Tag Archives: Consumer Protection Act

How to evict an illegal tenant

B1

Landlords who have tenants that they believe are occupying their premises illegally may not forcefully remove such tenants. The Prevention of Illegal Eviction from and Unlawful Occupation of Land Act (No. 19 of 1998) provides for the prohibition of unlawful eviction and also provides proper procedures for the eviction of unlawful occupiers.

According to the Act:

  • no one may be deprived of property except in terms of law of general application, and no law may permit arbitrary deprivation of property;
  • no one may be evicted from their home, or have their home demolished without an order of court made after considering all the relevant circumstances;
  • it is desirable that the law should regulate the eviction of unlawful occupiers from land in a fair manner, while recognising the right of land owners to apply to a court for an eviction order in appropriate circumstances;
  • special consideration should be given to the rights of the elderly, children, disabled persons and particularly households headed by women, and that it should be recognised that the needs of those groups should be considered;

Procedure regarding evictions in terms of the PIE Act:

  1. According to the Consumer Protection Act (CPA), to cancel a fixed-term lease you must give the tenant at least 20 business days’ notice to rectify a material breach of the lease, failing which the lease will be cancelled.
  2. After 21 days, you can send the tenant a letter to cancel the lease. The letter should state that the tenant is now deemed to be occupying the property unlawfully and that he or she must vacate the premises by a specific date.
  3. If the tenant/occupier has not left the premises by the date mentioned in the letter of cancellation, then your lawyer can lodge an eviction application, which includes seeking the court’s permission to serve a notice of motion on the occupier.

References:

  • Prevention of Illegal Eviction from and Unlawful Occupation of Land Act (No. 19 of 1998), South Africa
  • “How to evict a tenant (lawfully)”, Mark Bechard, Personal Finance, IOL. https://www.iol.co.za/personal-finance/how-to-evict-a-tenant-lawfully-2059984

This article is a general information sheet and should not be used or relied on as legal or other professional advice. No liability can be accepted for any errors or omissions nor for any loss or damage arising from reliance upon any information herein. Always contact your legal adviser for specific and detailed advice.
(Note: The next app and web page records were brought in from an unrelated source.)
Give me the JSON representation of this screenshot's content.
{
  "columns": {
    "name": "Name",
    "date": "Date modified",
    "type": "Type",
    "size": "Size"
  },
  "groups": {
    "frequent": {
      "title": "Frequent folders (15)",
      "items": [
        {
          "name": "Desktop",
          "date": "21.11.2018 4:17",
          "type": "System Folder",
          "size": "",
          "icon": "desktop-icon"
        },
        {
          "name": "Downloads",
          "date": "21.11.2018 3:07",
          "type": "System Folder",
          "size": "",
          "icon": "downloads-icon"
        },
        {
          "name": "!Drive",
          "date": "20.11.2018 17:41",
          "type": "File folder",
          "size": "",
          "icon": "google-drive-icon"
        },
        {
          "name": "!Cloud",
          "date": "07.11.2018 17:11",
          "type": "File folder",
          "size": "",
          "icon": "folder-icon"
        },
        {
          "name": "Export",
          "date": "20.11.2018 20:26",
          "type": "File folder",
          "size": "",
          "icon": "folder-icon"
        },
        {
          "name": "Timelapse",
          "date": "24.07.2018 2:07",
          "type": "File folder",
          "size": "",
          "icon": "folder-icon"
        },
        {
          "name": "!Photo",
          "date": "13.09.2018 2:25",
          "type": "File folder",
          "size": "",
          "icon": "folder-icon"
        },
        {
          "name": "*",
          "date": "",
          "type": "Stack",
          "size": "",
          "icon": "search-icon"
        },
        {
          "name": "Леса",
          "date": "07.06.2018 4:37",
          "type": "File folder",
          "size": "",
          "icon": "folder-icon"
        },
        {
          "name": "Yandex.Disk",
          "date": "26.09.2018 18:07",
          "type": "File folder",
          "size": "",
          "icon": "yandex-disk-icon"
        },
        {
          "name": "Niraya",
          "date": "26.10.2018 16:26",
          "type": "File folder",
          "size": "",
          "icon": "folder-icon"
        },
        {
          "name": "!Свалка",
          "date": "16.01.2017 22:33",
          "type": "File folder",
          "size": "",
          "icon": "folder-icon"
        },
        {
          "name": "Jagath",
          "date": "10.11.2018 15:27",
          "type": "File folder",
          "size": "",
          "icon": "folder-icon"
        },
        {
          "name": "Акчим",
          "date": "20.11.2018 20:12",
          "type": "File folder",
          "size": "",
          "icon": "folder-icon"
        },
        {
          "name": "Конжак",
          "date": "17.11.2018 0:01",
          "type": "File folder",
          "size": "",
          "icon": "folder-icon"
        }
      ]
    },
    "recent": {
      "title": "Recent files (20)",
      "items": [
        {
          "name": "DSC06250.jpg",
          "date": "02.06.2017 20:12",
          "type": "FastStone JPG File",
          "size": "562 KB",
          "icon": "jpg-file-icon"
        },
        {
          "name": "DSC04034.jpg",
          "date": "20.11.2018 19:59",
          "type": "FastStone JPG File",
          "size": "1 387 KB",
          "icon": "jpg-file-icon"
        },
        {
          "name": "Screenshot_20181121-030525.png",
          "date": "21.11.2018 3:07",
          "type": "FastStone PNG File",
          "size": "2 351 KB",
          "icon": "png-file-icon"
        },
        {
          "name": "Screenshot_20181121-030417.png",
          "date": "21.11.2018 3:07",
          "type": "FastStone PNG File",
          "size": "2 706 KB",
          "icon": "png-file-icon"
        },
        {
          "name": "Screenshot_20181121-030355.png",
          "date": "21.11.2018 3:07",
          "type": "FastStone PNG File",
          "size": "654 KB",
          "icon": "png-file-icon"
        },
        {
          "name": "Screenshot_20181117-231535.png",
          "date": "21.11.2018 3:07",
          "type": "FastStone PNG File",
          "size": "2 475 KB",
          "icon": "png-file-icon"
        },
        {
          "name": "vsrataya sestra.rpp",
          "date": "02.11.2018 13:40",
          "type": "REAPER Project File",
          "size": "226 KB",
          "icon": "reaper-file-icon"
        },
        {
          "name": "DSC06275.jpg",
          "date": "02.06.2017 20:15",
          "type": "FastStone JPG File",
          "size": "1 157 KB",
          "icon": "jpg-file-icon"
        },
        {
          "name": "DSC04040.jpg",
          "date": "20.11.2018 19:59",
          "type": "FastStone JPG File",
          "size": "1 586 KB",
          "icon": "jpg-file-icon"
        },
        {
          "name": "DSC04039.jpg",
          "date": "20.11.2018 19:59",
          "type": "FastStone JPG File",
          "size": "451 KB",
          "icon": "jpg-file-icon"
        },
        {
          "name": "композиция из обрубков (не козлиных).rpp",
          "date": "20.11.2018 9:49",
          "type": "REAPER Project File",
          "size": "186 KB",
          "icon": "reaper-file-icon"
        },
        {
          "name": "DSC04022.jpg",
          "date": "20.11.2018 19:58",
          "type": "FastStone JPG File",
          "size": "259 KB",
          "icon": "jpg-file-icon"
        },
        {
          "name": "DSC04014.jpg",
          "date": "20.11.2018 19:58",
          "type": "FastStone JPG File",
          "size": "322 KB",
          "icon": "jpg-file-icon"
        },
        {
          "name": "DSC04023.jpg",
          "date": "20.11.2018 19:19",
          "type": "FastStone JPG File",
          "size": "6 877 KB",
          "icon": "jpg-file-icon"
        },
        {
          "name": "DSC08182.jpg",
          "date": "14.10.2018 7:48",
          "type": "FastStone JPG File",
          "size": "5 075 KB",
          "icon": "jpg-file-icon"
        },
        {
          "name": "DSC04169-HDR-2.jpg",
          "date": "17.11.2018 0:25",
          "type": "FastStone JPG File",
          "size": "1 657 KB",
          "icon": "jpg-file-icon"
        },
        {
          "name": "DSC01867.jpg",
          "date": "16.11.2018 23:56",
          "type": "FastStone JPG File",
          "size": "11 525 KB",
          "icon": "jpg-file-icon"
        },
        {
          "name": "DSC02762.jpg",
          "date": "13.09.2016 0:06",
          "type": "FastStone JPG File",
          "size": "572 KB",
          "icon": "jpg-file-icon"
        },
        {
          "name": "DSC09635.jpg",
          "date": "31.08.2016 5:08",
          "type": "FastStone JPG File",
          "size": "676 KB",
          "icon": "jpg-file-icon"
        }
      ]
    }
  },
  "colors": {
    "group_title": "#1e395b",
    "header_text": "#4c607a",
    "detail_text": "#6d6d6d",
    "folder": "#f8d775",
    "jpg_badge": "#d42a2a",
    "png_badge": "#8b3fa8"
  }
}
Errors and omissions excepted (E&OE)

POPI Act

A2The Protection of Personal Information Bill, which will soon become law and is commonly referred to as POPI, seeks to regulate the processing of personal information.

It must be read with other relevant statutes such as:

  1. Electronic Communications and Transactions Act 25 of 2002 (‘ECT’)
  2. Promotion of Access to Information Act 2 of 2002 (‘PAIA’)
  3. Regulation of Interception of Communications Act 70 of 2002 (‘RICA’)
  4. Consumer Protection Act 68 of 2008 (‘CPA’)

Personal information of both employees and clients is – given e-commerce and technology used in connecting businesses – becoming instantly accessible to third parties.

POPI aims to introduce certain protection principles to establish minimum requirements for the processing of personal information. There are eight information protection principles contained in chapter 3 of the Bill, namely:

Accountability; Processing limitation; Purpose specification; Further processing limitation; Information quality; Openness; Security safeguards; Data subject participation. 

The intention is to promote transparency with regard to what information is collected and how it is to be processed. This might be the end of all those unsolicited sales calls and spam we receive on a daily basis. 

Processing means broadly anything done with personal information, including collection, usage, storage, dissemination, modification or destruction (whether such processing is automated or not).

POPI compliance involves capturing the minimum required data, ensuring accuracy, and removing data that is no longer required. These measures are likely to improve the overall reliability of the organisation’s databases.

Compliance further demands identifying personal information and taking reasonable measures to protect the data, like tracking the workflow of client documents and ensuring that vital information is not misplaced or falls into the wrong hands.

The POPI Act is very much in line with similar legislation that exists in about 70 to 80 other countries, and South Africa is finally set to fall in line with international standards for the collection and handling of personal information.

The Act does not only protect the way in which information is used and/or re-used by the recipients of the information, but the party gathering the information also has the responsibility to ensure it is accurate, current and not misleading. Personal Information may only be processed if voluntary, specific and informed consent is obtained.

An Information Protection Regulator will be appointed who will have broad powers and may consider the public interest as opposed to an individual’s rights to privacy.

There are, however, cases where POPI does not apply. Section 4 Exclusions include:

  1. purely household or personal activity;
  2. sufficiently de-identified information;
  3. some state functions including criminal prosecutions, national security etc.;
  4. journalism under a code of ethics;
  5. judiciary functions etc.

Reference:

  1. http://www.popi-compliance.co.za/
  2. http://www.saaci.co.za/

This article is a general information sheet and should not be used or relied on as legal or other professional advice. No liability can be accepted for any errors or omissions nor for any loss or damage arising from reliance upon any information herein. Always contact your legal adviser for specific and detailed advice.